__What the exercise asks__. Without skipping anything, print all of the data exactly.

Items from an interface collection
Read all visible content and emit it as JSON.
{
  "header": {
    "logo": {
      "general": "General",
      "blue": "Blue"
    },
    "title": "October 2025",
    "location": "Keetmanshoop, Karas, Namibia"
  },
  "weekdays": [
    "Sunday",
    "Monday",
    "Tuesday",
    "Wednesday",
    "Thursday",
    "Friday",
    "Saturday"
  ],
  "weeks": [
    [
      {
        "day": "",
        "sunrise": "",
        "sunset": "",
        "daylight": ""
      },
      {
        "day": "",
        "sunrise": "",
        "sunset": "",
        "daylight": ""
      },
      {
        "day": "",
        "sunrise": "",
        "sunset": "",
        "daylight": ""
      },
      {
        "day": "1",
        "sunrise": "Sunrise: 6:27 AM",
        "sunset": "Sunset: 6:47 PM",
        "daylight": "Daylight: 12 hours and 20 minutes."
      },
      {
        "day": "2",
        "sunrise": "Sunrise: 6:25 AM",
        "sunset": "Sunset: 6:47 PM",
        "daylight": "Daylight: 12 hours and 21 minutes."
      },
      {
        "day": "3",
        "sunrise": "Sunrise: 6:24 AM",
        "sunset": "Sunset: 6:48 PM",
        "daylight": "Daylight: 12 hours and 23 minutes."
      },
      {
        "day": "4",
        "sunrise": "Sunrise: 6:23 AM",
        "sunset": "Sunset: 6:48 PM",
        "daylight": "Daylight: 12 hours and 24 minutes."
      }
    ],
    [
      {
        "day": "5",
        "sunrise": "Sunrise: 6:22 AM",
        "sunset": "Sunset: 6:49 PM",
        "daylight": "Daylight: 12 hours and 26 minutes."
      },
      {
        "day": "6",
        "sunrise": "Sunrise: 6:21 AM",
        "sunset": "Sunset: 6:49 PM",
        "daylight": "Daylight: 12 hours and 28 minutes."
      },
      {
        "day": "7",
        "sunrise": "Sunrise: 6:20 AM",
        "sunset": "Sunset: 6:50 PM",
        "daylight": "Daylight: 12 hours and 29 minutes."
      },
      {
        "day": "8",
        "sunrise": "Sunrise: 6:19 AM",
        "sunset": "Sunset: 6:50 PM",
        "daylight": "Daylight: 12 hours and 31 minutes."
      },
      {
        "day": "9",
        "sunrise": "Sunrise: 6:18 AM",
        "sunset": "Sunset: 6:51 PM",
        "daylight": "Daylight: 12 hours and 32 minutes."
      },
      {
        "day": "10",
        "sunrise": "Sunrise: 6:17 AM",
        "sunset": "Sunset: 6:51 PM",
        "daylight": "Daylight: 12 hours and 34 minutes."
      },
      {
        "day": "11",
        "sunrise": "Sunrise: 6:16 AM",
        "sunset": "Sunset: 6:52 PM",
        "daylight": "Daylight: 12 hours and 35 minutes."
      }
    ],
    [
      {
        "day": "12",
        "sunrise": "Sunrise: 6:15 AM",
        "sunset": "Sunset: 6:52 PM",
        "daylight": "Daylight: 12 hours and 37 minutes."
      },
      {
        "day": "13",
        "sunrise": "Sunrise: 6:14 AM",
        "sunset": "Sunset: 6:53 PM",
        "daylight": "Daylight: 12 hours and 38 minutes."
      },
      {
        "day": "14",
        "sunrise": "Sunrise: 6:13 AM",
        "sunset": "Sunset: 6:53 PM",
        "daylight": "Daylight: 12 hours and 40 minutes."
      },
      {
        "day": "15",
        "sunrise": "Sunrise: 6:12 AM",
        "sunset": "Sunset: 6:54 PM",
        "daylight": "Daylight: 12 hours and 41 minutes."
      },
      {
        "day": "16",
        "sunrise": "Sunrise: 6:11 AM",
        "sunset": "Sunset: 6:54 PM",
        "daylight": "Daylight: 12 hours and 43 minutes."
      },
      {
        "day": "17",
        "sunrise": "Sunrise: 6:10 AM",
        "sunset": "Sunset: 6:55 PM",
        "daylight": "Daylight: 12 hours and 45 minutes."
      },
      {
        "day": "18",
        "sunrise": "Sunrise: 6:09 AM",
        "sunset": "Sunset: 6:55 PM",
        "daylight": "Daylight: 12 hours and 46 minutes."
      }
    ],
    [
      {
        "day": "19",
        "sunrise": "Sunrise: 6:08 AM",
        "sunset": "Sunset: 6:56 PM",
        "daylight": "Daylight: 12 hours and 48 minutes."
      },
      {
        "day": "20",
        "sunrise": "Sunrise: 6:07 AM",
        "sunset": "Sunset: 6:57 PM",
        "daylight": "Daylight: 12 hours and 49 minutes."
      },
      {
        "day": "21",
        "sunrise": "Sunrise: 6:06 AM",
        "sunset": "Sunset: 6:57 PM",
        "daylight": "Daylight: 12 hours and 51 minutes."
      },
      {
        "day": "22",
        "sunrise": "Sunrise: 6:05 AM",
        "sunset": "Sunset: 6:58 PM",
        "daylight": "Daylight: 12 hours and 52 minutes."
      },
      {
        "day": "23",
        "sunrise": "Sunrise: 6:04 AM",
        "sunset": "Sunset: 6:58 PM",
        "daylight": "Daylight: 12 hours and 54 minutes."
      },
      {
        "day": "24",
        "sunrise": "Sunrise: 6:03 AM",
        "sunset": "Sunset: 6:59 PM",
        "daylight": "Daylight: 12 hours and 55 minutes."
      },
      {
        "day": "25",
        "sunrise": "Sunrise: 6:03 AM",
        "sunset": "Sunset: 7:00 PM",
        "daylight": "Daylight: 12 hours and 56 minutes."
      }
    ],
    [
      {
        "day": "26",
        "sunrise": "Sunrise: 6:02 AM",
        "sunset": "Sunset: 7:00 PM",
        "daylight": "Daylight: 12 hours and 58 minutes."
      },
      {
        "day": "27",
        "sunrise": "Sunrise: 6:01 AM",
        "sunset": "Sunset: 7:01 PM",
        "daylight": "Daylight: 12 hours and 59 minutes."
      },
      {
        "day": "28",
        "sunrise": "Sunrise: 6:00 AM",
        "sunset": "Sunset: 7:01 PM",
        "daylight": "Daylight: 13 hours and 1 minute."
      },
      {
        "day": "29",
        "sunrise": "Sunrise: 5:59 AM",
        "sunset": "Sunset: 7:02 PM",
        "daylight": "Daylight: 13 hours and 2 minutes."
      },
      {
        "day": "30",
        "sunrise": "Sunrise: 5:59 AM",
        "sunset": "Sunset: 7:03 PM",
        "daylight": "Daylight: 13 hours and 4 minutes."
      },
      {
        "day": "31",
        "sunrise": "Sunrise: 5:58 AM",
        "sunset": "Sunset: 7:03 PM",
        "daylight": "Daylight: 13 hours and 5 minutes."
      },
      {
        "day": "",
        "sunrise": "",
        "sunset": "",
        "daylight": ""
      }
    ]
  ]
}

__Result of this task__.
Read all visible content and emit it as JSON.
{
  "header": {
    "logo": {
      "general": "General",
      "blue": "Blue"
    },
    "title": "October 2025",
    "location": "Keetmanshoop, Karas, Namibia"
  },
  "weekdays": [
    "Sunday",
    "Monday",
    "Tuesday",
    "Wednesday",
    "Thursday",
    "Friday",
    "Saturday"
  ],
  "weeks": [
    [
      {
        "day": "",
        "sunrise": "",
        "sunset": "",
        "daylight": ""
      },
      {
        "day": "",
        "sunrise": "",
        "sunset": "",
        "daylight": ""
      },
      {
        "day": "",
        "sunrise": "",
        "sunset": "",
        "daylight": ""
      },
      {
        "day": "1",
        "sunrise": "Sunrise: 6:27 AM",
        "sunset": "Sunset: 6:47 PM",
        "daylight": "Daylight: 12 hours and 20 minutes."
      },
      {
        "day": "2",
        "sunrise": "Sunrise: 6:25 AM",
        "sunset": "Sunset: 6:47 PM",
        "daylight": "Daylight: 12 hours and 21 minutes."
      },
      {
        "day": "3",
        "sunrise": "Sunrise: 6:24 AM",
        "sunset": "Sunset: 6:48 PM",
        "daylight": "Daylight: 12 hours and 23 minutes."
      },
      {
        "day": "4",
        "sunrise": "Sunrise: 6:23 AM",
        "sunset": "Sunset: 6:48 PM",
        "daylight": "Daylight: 12 hours and 24 minutes."
      }
    ],
    [
      {
        "day": "5",
        "sunrise": "Sunrise: 6:22 AM",
        "sunset": "Sunset: 6:49 PM",
        "daylight": "Daylight: 12 hours and 26 minutes."
      },
      {
        "day": "6",
        "sunrise": "Sunrise: 6:21 AM",
        "sunset": "Sunset: 6:49 PM",
        "daylight": "Daylight: 12 hours and 28 minutes."
      },
      {
        "day": "7",
        "sunrise": "Sunrise: 6:20 AM",
        "sunset": "Sunset: 6:50 PM",
        "daylight": "Daylight: 12 hours and 29 minutes."
      },
      {
        "day": "8",
        "sunrise": "Sunrise: 6:19 AM",
        "sunset": "Sunset: 6:50 PM",
        "daylight": "Daylight: 12 hours and 31 minutes."
      },
      {
        "day": "9",
        "sunrise": "Sunrise: 6:18 AM",
        "sunset": "Sunset: 6:51 PM",
        "daylight": "Daylight: 12 hours and 32 minutes."
      },
      {
        "day": "10",
        "sunrise": "Sunrise: 6:17 AM",
        "sunset": "Sunset: 6:51 PM",
        "daylight": "Daylight: 12 hours and 34 minutes."
      },
      {
        "day": "11",
        "sunrise": "Sunrise: 6:16 AM",
        "sunset": "Sunset: 6:52 PM",
        "daylight": "Daylight: 12 hours and 35 minutes."
      }
    ],
    [
      {
        "day": "12",
        "sunrise": "Sunrise: 6:15 AM",
        "sunset": "Sunset: 6:52 PM",
        "daylight": "Daylight: 12 hours and 37 minutes."
      },
      {
        "day": "13",
        "sunrise": "Sunrise: 6:14 AM",
        "sunset": "Sunset: 6:53 PM",
        "daylight": "Daylight: 12 hours and 38 minutes."
      },
      {
        "day": "14",
        "sunrise": "Sunrise: 6:13 AM",
        "sunset": "Sunset: 6:53 PM",
        "daylight": "Daylight: 12 hours and 40 minutes."
      },
      {
        "day": "15",
        "sunrise": "Sunrise: 6:12 AM",
        "sunset": "Sunset: 6:54 PM",
        "daylight": "Daylight: 12 hours and 41 minutes."
      },
      {
        "day": "16",
        "sunrise": "Sunrise: 6:11 AM",
        "sunset": "Sunset: 6:54 PM",
        "daylight": "Daylight: 12 hours and 43 minutes."
      },
      {
        "day": "17",
        "sunrise": "Sunrise: 6:10 AM",
        "sunset": "Sunset: 6:55 PM",
        "daylight": "Daylight: 12 hours and 45 minutes."
      },
      {
        "day": "18",
        "sunrise": "Sunrise: 6:09 AM",
        "sunset": "Sunset: 6:55 PM",
        "daylight": "Daylight: 12 hours and 46 minutes."
      }
    ],
    [
      {
        "day": "19",
        "sunrise": "Sunrise: 6:08 AM",
        "sunset": "Sunset: 6:56 PM",
        "daylight": "Daylight: 12 hours and 48 minutes."
      },
      {
        "day": "20",
        "sunrise": "Sunrise: 6:07 AM",
        "sunset": "Sunset: 6:57 PM",
        "daylight": "Daylight: 12 hours and 49 minutes."
      },
      {
        "day": "21",
        "sunrise": "Sunrise: 6:06 AM",
        "sunset": "Sunset: 6:57 PM",
        "daylight": "Daylight: 12 hours and 51 minutes."
      },
      {
        "day": "22",
        "sunrise": "Sunrise: 6:05 AM",
        "sunset": "Sunset: 6:58 PM",
        "daylight": "Daylight: 12 hours and 52 minutes."
      },
      {
        "day": "23",
        "sunrise": "Sunrise: 6:04 AM",
        "sunset": "Sunset: 6:58 PM",
        "daylight": "Daylight: 12 hours and 54 minutes."
      },
      {
        "day": "24",
        "sunrise": "Sunrise: 6:03 AM",
        "sunset": "Sunset: 6:59 PM",
        "daylight": "Daylight: 12 hours and 55 minutes."
      },
      {
        "day": "25",
        "sunrise": "Sunrise: 6:03 AM",
        "sunset": "Sunset: 7:00 PM",
        "daylight": "Daylight: 12 hours and 56 minutes."
      }
    ],
    [
      {
        "day": "26",
        "sunrise": "Sunrise: 6:02 AM",
        "sunset": "Sunset: 7:00 PM",
        "daylight": "Daylight: 12 hours and 58 minutes."
      },
      {
        "day": "27",
        "sunrise": "Sunrise: 6:01 AM",
        "sunset": "Sunset: 7:01 PM",
        "daylight": "Daylight: 12 hours and 59 minutes."
      },
      {
        "day": "28",
        "sunrise": "Sunrise: 6:00 AM",
        "sunset": "Sunset: 7:01 PM",
        "daylight": "Daylight: 13 hours and 1 minute."
      },
      {
        "day": "29",
        "sunrise": "Sunrise: 5:59 AM",
        "sunset": "Sunset: 7:02 PM",
        "daylight": "Daylight: 13 hours and 2 minutes."
      },
      {
        "day": "30",
        "sunrise": "Sunrise: 5:59 AM",
        "sunset": "Sunset: 7:03 PM",
        "daylight": "Daylight: 13 hours and 4 minutes."
      },
      {
        "day": "31",
        "sunrise": "Sunrise: 5:58 AM",
        "sunset": "Sunset: 7:03 PM",
        "daylight": "Daylight: 13 hours and 5 minutes."
      },
      {
        "day": "",
        "sunrise": "",
        "sunset": "",
        "daylight": ""
      }
    ]
  ]
}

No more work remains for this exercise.